If you pay close attention, there is actually quite a bit of non-human life coexisting in our daily lives in places such as your local park, community gardens or your green-thumbed front yard. Activities such as weekly health walks at your local park, climbing trees in your backyard or admiring and cultivating plants around you are all legitimate connections to nature. This recognition provides inclusion in the outdoors community for people who may not have easy access to outdoor spaces such as national and state parks.
Tell me about the partners you work with to advance outdoor access.
Latino Outdoors partnered with Recreation.gov in celebration of National Hispanic Heritage Month.
In California we have a partnership with the Midpeninsula Regional Open Space District and the Santa Clara Valley Open Space Authority to promote awareness on the importance of open space to the Latinx community in the greater Silicon Valley and Bay area regions. We also work with REI, Bay Area Wilderness Training, Hispanic Access Foundation, HECHO (Hispanics Enjoying Camping, Hiking, and the Outdoors), GreenLatinos, Hispanic Federation and others to build the community and promote as many opportunities for outdoor access as we can.

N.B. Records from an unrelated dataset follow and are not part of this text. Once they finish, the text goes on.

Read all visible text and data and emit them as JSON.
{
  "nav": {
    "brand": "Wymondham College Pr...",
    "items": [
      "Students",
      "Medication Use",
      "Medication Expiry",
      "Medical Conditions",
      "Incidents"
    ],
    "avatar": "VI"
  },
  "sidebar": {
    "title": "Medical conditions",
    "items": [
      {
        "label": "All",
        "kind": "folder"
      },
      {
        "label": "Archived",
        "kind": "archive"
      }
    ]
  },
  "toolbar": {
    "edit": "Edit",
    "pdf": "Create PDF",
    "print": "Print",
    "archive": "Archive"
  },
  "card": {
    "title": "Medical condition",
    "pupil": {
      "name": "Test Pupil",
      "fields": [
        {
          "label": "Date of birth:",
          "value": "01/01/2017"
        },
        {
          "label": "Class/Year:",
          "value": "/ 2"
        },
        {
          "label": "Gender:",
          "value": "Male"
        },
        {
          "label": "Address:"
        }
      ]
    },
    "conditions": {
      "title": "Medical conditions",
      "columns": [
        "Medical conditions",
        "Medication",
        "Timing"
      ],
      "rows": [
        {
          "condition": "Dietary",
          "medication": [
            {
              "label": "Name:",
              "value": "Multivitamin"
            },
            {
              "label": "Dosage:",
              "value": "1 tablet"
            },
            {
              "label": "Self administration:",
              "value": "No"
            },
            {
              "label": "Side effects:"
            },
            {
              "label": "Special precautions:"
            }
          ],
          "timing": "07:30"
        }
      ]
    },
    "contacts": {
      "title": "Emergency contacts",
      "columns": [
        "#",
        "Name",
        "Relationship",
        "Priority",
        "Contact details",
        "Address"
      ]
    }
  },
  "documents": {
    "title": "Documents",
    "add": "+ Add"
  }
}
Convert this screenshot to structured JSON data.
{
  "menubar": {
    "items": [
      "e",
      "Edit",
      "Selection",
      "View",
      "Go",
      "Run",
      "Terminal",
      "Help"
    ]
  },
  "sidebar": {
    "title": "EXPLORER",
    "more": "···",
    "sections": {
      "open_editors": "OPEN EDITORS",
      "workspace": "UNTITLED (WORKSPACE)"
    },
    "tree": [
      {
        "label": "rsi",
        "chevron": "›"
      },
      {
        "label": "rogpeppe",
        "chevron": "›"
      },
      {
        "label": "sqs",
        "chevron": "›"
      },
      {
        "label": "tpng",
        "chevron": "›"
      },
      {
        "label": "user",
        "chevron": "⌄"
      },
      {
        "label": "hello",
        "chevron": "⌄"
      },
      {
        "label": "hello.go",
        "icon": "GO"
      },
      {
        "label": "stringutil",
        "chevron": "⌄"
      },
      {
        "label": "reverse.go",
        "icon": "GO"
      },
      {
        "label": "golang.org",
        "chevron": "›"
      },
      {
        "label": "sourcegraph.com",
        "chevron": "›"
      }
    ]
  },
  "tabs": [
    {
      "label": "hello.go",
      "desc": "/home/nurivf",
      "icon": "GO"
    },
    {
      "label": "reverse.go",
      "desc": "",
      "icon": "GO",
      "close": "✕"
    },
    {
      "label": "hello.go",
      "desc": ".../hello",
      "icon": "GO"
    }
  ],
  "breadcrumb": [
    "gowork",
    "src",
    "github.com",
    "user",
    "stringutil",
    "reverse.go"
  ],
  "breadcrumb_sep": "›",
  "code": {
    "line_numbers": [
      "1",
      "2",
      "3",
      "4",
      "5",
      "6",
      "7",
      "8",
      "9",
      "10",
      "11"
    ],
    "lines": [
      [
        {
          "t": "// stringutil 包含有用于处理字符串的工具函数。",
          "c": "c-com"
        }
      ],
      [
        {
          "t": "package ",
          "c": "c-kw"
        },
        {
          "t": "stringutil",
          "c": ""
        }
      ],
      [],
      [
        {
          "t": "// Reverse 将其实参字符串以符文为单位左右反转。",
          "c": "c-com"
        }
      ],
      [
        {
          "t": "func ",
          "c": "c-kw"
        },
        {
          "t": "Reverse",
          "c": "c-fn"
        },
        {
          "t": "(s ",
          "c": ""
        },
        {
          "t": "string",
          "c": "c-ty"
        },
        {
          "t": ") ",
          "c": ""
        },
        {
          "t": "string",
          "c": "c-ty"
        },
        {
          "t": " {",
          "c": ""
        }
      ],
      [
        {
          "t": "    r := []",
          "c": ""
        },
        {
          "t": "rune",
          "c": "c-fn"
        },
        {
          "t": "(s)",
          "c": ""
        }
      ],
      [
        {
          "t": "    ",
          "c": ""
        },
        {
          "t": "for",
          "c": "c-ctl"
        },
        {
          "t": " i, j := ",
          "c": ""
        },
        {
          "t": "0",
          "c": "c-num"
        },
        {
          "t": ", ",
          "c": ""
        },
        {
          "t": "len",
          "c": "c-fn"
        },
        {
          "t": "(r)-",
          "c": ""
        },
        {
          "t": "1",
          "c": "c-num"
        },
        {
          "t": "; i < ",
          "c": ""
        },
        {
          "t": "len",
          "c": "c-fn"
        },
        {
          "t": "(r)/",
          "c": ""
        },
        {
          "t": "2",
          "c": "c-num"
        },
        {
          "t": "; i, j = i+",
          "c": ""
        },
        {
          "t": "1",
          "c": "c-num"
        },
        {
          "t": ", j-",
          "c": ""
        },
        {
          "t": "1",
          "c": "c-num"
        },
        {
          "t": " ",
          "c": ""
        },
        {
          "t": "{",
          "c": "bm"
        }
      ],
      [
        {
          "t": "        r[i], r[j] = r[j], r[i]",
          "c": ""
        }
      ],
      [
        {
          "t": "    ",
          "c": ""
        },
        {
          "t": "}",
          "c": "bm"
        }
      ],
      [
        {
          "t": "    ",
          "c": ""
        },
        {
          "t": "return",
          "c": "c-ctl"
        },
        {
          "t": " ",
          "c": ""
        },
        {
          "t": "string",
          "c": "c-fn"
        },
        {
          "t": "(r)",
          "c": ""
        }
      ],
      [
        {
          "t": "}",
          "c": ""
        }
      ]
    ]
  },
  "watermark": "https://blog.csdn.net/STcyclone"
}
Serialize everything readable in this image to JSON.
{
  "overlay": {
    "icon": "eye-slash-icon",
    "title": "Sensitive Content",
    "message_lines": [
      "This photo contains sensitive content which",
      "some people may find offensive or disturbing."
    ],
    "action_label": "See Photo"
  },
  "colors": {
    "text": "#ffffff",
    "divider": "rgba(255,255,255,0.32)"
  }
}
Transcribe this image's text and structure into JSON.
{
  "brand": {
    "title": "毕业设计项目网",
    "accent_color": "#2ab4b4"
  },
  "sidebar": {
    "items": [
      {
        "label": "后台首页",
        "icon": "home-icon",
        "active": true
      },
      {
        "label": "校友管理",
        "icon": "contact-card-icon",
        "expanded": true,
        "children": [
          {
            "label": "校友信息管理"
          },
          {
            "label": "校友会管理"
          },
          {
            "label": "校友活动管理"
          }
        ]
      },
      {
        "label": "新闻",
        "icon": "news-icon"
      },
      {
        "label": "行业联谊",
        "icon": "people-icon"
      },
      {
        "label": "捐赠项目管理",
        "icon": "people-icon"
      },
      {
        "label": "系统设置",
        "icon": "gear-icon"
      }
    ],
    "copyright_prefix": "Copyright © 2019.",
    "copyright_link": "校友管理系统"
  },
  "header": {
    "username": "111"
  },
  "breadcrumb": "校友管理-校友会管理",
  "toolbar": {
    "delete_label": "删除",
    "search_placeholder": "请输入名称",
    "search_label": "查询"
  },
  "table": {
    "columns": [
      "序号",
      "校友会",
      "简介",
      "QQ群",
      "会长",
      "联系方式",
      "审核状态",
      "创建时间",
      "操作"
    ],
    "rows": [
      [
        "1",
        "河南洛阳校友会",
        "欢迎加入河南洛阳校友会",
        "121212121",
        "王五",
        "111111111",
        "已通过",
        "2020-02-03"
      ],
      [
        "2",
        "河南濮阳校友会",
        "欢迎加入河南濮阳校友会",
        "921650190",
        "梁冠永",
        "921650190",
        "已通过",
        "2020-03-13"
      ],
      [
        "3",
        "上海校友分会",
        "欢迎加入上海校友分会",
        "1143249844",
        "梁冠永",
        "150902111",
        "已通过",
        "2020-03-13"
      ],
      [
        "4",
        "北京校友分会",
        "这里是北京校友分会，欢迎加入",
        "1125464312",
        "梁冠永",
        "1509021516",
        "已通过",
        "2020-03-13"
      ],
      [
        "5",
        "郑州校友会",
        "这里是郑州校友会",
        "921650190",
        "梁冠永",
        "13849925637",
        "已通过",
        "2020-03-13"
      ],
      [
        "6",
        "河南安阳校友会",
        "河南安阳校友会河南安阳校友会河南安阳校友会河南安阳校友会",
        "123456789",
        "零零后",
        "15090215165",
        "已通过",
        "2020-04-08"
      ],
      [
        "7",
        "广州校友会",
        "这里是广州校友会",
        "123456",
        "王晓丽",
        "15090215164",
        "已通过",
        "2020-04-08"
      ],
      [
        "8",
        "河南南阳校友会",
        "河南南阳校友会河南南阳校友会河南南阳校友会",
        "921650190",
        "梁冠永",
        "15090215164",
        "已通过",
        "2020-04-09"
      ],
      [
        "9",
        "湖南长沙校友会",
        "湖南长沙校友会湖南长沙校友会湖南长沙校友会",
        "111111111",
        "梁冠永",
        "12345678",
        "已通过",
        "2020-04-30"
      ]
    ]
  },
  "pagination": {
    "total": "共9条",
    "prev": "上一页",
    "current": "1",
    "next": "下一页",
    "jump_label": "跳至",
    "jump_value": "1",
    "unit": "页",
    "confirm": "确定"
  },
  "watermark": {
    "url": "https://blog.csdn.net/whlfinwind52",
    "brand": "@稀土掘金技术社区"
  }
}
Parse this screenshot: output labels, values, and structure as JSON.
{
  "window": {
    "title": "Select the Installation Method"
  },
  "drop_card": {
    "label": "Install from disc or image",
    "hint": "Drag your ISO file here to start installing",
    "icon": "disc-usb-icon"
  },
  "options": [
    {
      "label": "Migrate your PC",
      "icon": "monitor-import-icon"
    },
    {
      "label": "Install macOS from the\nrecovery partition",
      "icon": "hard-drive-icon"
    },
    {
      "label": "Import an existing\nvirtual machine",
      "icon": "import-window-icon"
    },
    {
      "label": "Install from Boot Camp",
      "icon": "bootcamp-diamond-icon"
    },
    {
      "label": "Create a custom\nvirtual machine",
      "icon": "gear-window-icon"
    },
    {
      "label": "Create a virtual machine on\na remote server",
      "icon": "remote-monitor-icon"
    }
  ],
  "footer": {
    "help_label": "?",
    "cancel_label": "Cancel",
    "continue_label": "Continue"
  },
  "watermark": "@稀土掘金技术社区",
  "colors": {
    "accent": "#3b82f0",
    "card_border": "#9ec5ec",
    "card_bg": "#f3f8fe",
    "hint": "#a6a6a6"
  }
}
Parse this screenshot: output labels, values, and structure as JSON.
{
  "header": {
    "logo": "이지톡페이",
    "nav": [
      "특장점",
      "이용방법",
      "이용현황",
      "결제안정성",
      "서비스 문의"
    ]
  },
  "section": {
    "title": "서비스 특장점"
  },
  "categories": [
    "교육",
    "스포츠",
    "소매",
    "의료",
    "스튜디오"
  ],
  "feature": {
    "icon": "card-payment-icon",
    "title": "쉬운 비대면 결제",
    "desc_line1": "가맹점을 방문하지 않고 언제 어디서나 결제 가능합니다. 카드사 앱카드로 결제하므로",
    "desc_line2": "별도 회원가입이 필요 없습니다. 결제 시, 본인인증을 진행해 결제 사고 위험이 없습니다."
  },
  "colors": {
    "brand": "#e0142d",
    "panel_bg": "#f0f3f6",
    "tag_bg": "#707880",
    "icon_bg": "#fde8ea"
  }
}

2016 has been a major year for Latino Outdoors. Tell me about the progress you’ve made.
By the end of 2016 we will have done a lot of work on our strategic plan, put our voice on the national level around several monument designations and other public land priorities, kicked off the next phase of our organization and established several strong regional communities. To top that off, we will be coming out with a film to showcase snapshots of the diversity and power of this community.
Tell us more about yourself and three things you are most passionate about.
I like to think of myself as a product of the meshing between a few identities—true to the mestizaje (mixture) that is a Latinx identity. Some of those identities include being a teacher, an artist, a conservationist and a Chicano.
One of my passions is promoting access to knowledge, specifically for the Latinx/Chicanx community in regards to the engagement and inclusion between our cultura and the conservation movement.
Another passion of mine is the promotion of conservationist ideals in decision-making spaces such as the local, state and federal government with the goal of improving the ways in which humans can sustainably coexist with our planet.
A third passion of mine is the commitment I’ve made to protect and advocate for the cultura of my Latinx/Chicanx community. An elder once told me, “TXicanos are descendants of guards of Tenochtitlan, they were guards of traditions and practices and thus to be a Chicano is to be a defender of the culture.”
Chicanismo, pride in heritage as a Mexican-American, is a passion in and of itself.
To find out more about Latino Outdoors or to join one of the group’s activities, visit: http://latinooutdoors.org/